# [Work item]
Every line of the material below in which "title" shows up is to be located and copied.

# [Record extracts]
[Start of section]

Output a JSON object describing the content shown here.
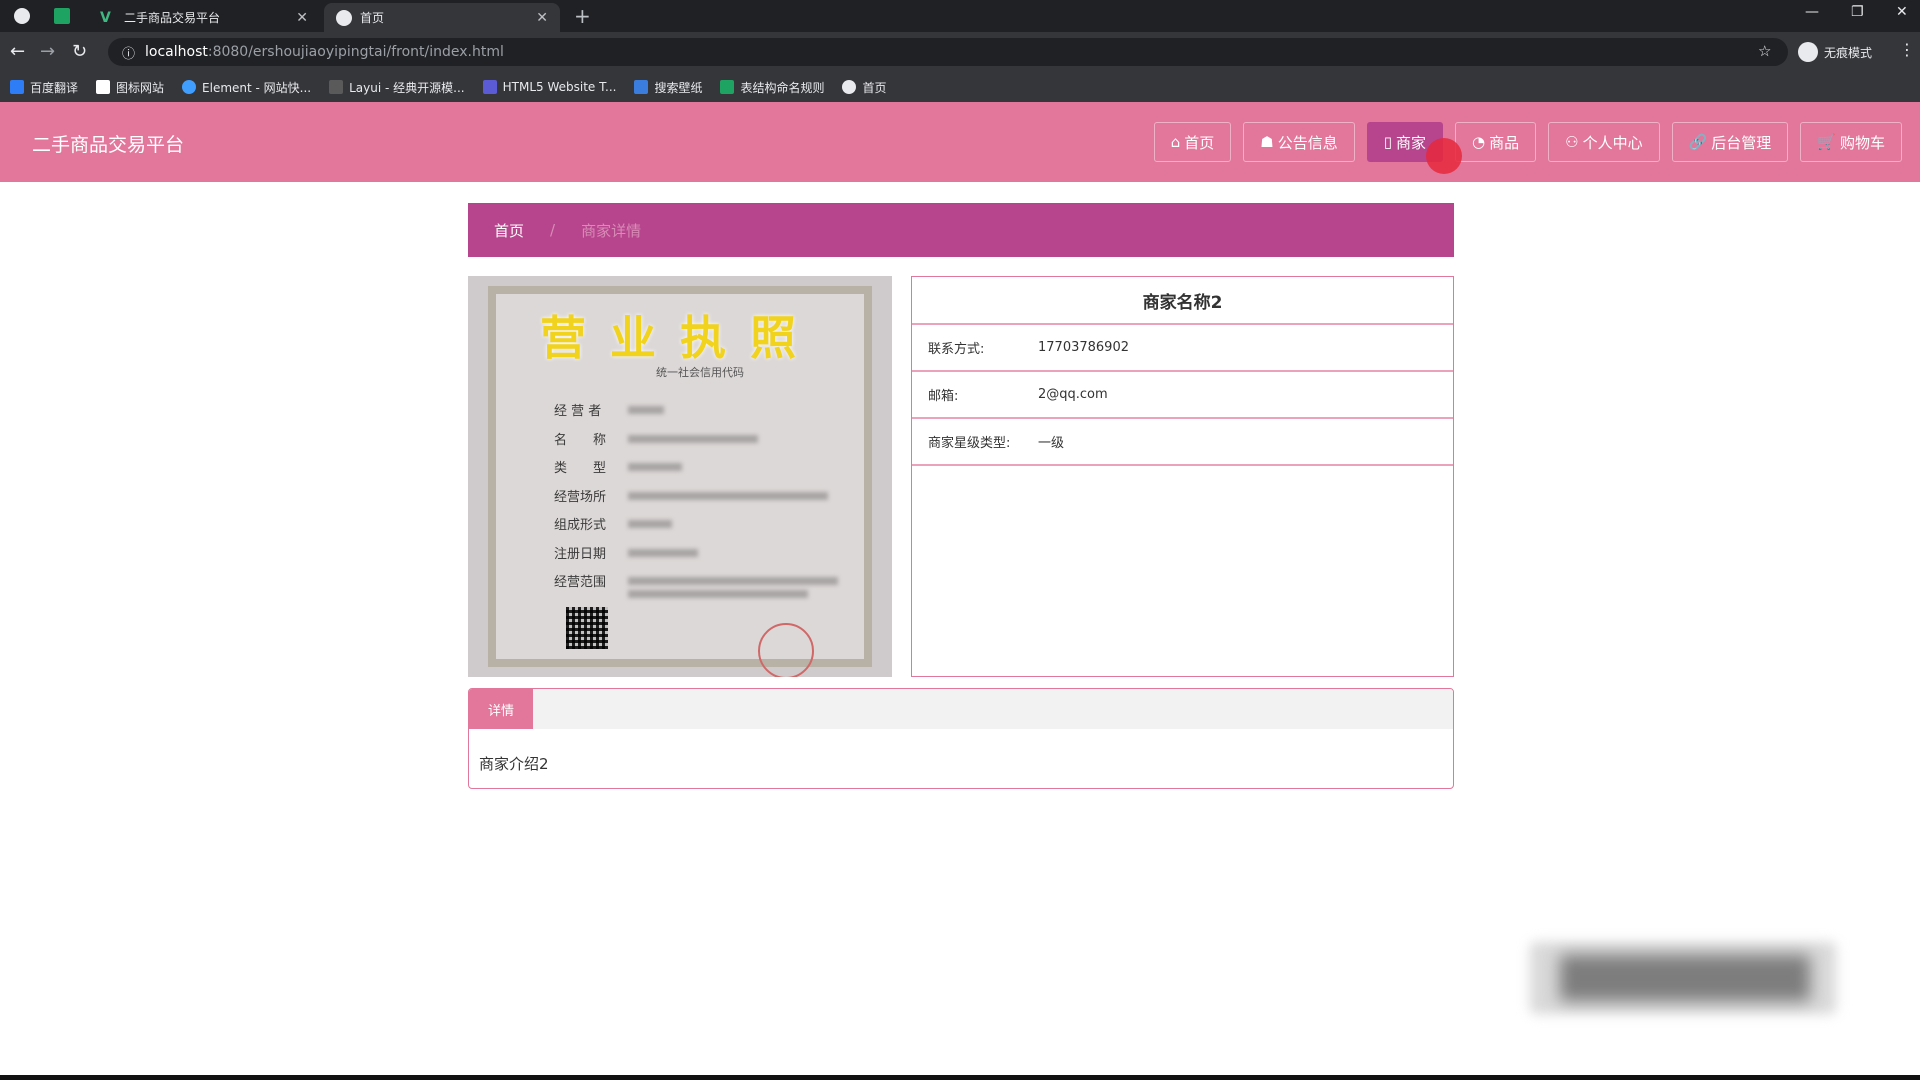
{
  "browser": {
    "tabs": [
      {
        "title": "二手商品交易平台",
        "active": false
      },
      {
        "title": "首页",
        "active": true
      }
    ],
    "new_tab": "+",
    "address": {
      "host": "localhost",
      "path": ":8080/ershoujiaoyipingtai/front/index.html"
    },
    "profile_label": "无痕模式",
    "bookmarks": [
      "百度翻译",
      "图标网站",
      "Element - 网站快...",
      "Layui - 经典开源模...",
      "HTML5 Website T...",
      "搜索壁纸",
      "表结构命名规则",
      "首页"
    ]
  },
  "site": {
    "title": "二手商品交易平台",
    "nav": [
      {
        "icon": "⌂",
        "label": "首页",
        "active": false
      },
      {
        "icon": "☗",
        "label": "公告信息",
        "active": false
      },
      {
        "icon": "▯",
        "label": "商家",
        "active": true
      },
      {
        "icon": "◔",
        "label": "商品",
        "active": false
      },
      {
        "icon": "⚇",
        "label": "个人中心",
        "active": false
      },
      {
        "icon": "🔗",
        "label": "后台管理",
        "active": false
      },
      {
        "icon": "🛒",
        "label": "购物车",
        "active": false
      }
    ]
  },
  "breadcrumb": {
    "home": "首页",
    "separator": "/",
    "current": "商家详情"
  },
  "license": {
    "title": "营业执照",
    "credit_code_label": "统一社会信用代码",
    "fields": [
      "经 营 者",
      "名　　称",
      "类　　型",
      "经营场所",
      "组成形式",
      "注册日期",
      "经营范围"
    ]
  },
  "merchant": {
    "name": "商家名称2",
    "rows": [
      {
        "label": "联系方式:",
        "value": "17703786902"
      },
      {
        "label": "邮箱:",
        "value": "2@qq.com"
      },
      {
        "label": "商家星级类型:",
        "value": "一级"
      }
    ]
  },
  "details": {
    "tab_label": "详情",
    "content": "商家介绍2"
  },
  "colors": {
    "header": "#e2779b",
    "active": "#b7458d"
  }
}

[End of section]

# [Output below]
        "title": "二手商品交易平台",
        "title": "首页",
    "title": "二手商品交易平台",
    "title": "营业执照",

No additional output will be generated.